To get to the next level, manufacturing marketers can localize materials, make resources available on-demand (allowing audiences to review content on their own time) and match content to a regional market’s — or even prospect’s — maturity level.

Challenge 5: Attracting Qualified Leads


Manufacturing marketing faces a challenge in attracting qualified leads. A qualified sales lead is a prospective who is ready for the sales team to contact them and potentially make a purchase. It is a customer who has already had extensive contact with the manufacturing company, usually with the marketing team providing the first touch.

As marketing moves online, digital experiences can provide companies with the opportunity to learn more about prospects and “warm” them up to the brand. By warming prospects up, manufacturing companies can engage with interested prospects, familiarize them with the company’s offerings and qualify them for sales, rather than making “cold” outreaches and hoping for the best.

In a digital-heavy world, being able to get qualified leads is more important than ever. Here are a few things to keep in mind when working to generate demand and qualify leads:

    • Create Quality Content

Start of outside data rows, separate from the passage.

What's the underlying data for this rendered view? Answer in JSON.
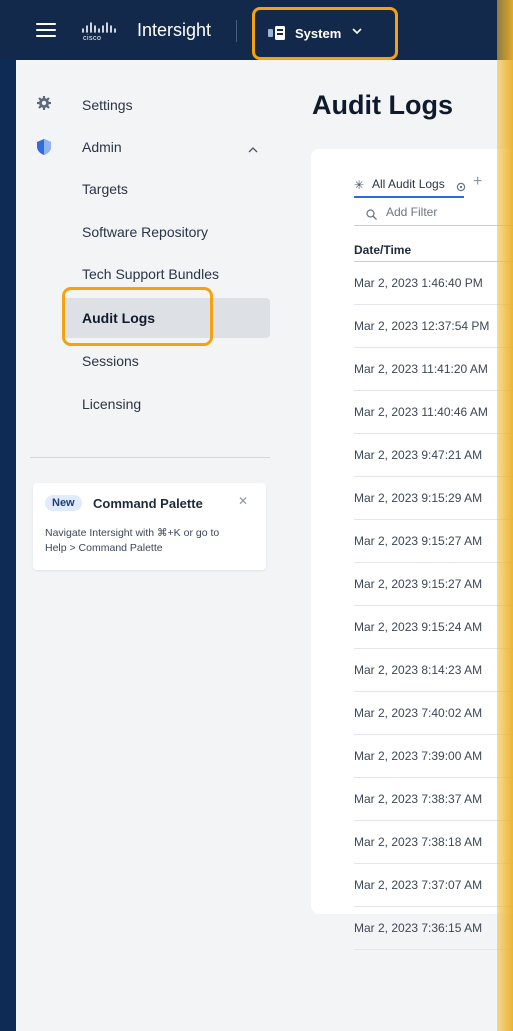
{
  "topbar": {
    "menu_icon": "hamburger-menu-icon",
    "logo_icon": "cisco-logo-icon",
    "logo_text": "cisco",
    "app_name": "Intersight",
    "scope_selector": {
      "icon": "server-icon",
      "label": "System",
      "chevron": "chevron-down-icon"
    }
  },
  "sidebar": {
    "items": [
      {
        "label": "Settings",
        "icon": "gear-icon"
      },
      {
        "label": "Admin",
        "icon": "shield-icon",
        "expanded": true
      }
    ],
    "admin_children": [
      {
        "label": "Targets"
      },
      {
        "label": "Software Repository"
      },
      {
        "label": "Tech Support Bundles"
      },
      {
        "label": "Audit Logs",
        "active": true
      },
      {
        "label": "Sessions"
      },
      {
        "label": "Licensing"
      }
    ],
    "promo": {
      "badge": "New",
      "title": "Command Palette",
      "close_icon": "close-icon",
      "body_line1": "Navigate Intersight with ⌘+K or go to",
      "body_line2": "Help > Command Palette"
    }
  },
  "main": {
    "title": "Audit Logs",
    "tab": {
      "icon": "asterisk-icon",
      "label": "All Audit Logs",
      "settings_icon": "gear-icon",
      "add_icon": "plus-icon"
    },
    "filter": {
      "icon": "search-icon",
      "placeholder": "Add Filter"
    },
    "table": {
      "columns": [
        "Date/Time"
      ],
      "rows": [
        "Mar 2, 2023 1:46:40 PM",
        "Mar 2, 2023 12:37:54 PM",
        "Mar 2, 2023 11:41:20 AM",
        "Mar 2, 2023 11:40:46 AM",
        "Mar 2, 2023 9:47:21 AM",
        "Mar 2, 2023 9:15:29 AM",
        "Mar 2, 2023 9:15:27 AM",
        "Mar 2, 2023 9:15:27 AM",
        "Mar 2, 2023 9:15:24 AM",
        "Mar 2, 2023 8:14:23 AM",
        "Mar 2, 2023 7:40:02 AM",
        "Mar 2, 2023 7:39:00 AM",
        "Mar 2, 2023 7:38:37 AM",
        "Mar 2, 2023 7:38:18 AM",
        "Mar 2, 2023 7:37:07 AM",
        "Mar 2, 2023 7:36:15 AM"
      ]
    }
  },
  "colors": {
    "topbar": "#13294b",
    "highlight": "#f4a20f",
    "accent": "#2a6ae6"
  }
}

Content is king, and high-quality content that attracts a consumer and keeps that customer engaged. It’s worth taking the time to produce good content — that is, content aligned with business objectives that address an audience’s specific pain points — across multiple platforms.

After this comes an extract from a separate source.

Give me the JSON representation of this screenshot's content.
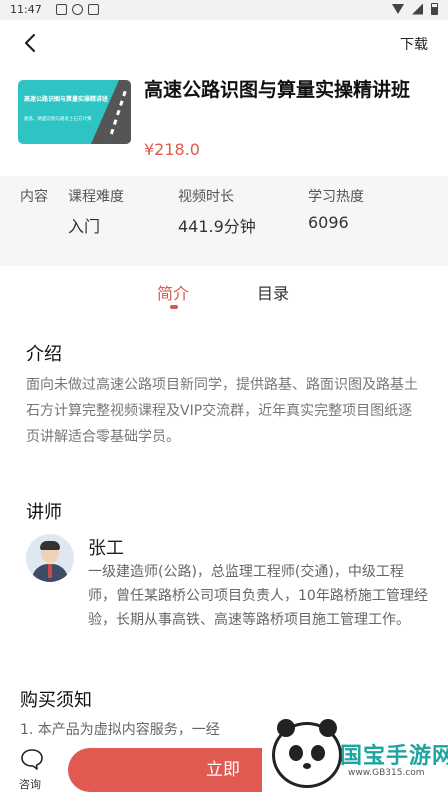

For manufacturing marketers, that means providing material that answers questions partners, distributors and end-users may have and making that material available on-demand globally.

    • Be Accessible to Mobile Users

Creating high-quality content also means creating content designed to be convenient for audiences to consume. Often, this means crafting content and digital experiences with mobile devices in mind.

Product portfolios, webinars, videos and website articles need to be as viewable on mobile devices as they are on desktop browsers. This can also include interactive materials like form-fills and email signups. To find out if your website is mobile-friendly, check out Google’s Mobile-Friendly test tool and its basic documentation on designing websites with mobile in mind.

    • Optimize

What good is great content if your audience can’t find your page?  To make your material discoverable, it’s important to optimize content for search engines. SEO optimization, like using strategic keywords in an article or page description, helps search engines to identify and index your site to make discovery easier.

For the manufacturing industry, conduct keyword research into target audiences to ensure all of your content — not just written content — aligns with what your audiences are looking for.

    • Social Media Marketing

There is always a good chance that most, if not all, of your potential qualified leads are social media users. Having a presence on these platforms ensures you can engage with these audiences, discover new trends and topics and promote campaigns.

Keep in mind that social media marketing isn’t limited to sites like Facebook, Twitter and LinkedIn. In fact, those sites may not be the best channels to engage specialized, niche audiences. Do your research, discover where your target audience hangs out online and reach out to drive engagement.

    • Landing Pages

A landing page’s main goal is to convince a visitor to take a specific action, such as fill out a form or complete a purchase. Many factors make a landing page a great one, such as page design, form design, ease of navigation, and a call to action.

Keep in mind that landing pages — especially those promoting an event like a webinar — shouldn’t be the end of the visitor’s journey on your site. Offering more content after a landing page goal is met can help keep your audience engaged and informed and help your company get a better understanding of what your audience needs.

Manufacturing marketing has come a long way in a very short amount of time. But meeting some or all of these digital challenges will help an organization to meet its digital transformation needs and compete in a global marketplace.

Check out the ON24 Experience for Manufacturing.